I've got this old offroad forklift and when I get a heavy load on the front, the cylinders that control the mast tip slowly leak down. Would one assume the cylinders need rebuilding or possibly the hydraulic valve itself? No oil leaks out anywhere. The other thing is that even when empty, trying to tip the mast back dogs the engine terribly, like it's fighting a heavy load, but everything looks factory. Acts like the hoses on one cylinder might be reversed. Does this tell us anything about either the hydraulic spool or the cylinder?
Also took this to show the big ash log I cut today, but now it doesn't look so big. 33" diameter small end (this picture is looking at the small end). Quarter sawed it into 8/4 stock. Have had some luck selling it that way. Found a nice bolt smack dead in the middle. Must have put it into the tree when it was 3" in diameter. Hard to make that cut through the middle when I've only got 28" between the guides. Bunch of fiddling to get it slid over the dogs enough.
(Sawing and Drying Forum)
From contributor A:
It sounds to me that the spool valve might have something stuck in it. I had both the tilt cylinders for my forklift with a stroke of 4.25 lengthened out to 8 inches. If memory serves me correct it was about $450.00 per cylinder. Well worth the money. I now have 30?of travel at the tips of my 60?forks. Works great for digging out logs I wish to cut from a pile. I also had a hydraulic leak and took the spool valve to my favorite shop and it turned out to be a 50 cent O ring. It was $100.00 to check out the spool valve and test it.

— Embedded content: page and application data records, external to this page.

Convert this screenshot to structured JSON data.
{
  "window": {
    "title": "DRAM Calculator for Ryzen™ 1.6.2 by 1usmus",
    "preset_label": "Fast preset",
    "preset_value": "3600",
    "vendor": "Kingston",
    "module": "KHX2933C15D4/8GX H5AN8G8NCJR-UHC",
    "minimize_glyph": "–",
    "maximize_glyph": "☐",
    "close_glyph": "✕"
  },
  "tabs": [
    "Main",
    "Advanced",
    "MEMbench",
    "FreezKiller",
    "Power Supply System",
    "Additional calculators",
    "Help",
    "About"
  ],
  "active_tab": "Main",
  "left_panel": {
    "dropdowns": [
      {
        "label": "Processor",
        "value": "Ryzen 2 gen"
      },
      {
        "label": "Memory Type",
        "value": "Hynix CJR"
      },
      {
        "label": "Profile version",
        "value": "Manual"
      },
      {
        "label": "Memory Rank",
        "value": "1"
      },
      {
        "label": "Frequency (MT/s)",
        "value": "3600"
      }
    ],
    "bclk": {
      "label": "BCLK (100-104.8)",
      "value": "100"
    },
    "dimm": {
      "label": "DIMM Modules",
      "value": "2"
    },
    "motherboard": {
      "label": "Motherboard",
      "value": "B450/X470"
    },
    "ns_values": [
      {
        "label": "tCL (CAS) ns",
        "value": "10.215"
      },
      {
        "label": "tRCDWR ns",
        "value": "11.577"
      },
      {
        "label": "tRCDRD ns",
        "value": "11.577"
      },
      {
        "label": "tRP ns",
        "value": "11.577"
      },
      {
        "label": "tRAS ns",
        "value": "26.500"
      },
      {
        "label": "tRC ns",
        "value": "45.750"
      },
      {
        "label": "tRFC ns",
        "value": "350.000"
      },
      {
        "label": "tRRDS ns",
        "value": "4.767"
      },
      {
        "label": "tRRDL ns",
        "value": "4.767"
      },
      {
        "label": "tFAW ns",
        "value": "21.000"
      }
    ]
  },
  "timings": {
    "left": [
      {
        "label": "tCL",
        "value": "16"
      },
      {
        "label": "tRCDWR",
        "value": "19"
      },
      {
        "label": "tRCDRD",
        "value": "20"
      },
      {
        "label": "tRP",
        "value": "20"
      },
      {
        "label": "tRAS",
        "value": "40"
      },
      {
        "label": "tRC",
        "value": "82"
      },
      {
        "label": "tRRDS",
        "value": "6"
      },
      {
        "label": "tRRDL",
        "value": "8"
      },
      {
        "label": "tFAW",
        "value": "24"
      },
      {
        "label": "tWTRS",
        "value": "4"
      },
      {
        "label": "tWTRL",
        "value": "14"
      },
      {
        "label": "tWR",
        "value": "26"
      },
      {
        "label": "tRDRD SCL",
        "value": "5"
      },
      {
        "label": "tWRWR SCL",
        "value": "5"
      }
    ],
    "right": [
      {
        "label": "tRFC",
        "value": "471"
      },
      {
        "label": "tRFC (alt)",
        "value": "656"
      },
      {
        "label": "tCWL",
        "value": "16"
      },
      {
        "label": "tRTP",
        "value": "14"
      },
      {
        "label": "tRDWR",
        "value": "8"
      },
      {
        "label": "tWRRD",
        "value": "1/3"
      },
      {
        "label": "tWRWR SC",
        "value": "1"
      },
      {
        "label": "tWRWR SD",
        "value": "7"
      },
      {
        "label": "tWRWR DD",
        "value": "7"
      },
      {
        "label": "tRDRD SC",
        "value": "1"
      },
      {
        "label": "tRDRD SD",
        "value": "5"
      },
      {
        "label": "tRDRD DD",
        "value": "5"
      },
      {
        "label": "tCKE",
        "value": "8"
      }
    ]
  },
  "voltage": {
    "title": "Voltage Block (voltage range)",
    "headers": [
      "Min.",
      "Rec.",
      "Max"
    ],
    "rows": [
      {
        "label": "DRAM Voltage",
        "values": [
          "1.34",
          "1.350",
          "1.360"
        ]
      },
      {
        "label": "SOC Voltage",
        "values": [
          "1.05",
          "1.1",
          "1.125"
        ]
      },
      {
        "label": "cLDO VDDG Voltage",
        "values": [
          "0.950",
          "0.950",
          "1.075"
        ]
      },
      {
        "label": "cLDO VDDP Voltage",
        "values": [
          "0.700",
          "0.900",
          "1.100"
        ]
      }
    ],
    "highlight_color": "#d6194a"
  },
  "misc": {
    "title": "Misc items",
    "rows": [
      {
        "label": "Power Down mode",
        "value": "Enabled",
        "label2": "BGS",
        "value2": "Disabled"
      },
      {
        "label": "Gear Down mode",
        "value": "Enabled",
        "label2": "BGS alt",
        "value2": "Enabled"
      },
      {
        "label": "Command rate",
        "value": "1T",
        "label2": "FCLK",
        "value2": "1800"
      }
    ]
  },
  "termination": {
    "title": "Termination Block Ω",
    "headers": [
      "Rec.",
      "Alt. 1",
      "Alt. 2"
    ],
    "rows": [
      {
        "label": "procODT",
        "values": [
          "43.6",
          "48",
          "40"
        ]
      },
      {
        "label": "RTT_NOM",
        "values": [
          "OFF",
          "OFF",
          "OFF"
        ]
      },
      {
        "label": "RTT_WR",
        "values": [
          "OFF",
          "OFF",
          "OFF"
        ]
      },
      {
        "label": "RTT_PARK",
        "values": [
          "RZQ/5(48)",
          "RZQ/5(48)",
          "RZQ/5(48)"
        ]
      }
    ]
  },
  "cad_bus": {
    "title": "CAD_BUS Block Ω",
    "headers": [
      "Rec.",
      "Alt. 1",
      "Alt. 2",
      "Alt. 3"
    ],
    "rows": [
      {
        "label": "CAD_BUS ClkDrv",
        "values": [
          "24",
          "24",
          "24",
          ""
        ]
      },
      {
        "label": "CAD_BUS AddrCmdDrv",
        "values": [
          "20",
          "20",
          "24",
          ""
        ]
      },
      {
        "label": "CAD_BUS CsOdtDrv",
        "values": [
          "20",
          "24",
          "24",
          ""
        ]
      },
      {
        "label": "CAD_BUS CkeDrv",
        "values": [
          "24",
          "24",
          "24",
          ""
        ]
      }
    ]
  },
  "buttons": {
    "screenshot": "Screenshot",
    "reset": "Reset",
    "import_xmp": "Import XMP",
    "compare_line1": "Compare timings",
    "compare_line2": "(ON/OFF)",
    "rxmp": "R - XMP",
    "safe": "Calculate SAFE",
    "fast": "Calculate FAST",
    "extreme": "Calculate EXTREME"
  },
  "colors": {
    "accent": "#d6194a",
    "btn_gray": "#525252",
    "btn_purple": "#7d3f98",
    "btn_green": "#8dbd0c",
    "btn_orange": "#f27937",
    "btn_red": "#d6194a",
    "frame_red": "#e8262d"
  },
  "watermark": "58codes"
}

I have had all the cylinders rebuilt on my forklift and when I asked about bleed down of the main mast cylinder I was told the spool valve would have to be replaced because after 50 years and dirty fluid it slowly wears out the valve body assembly. So always clean hydraulic filters once a year, and you should replace the fluid at that time. I never do that, but when I rebuilt the hydraulic system 4 years ago, I scrubbed out the inside of the tank and flushed out all the lines and pump. It is almost never left outside to keep the moisture out.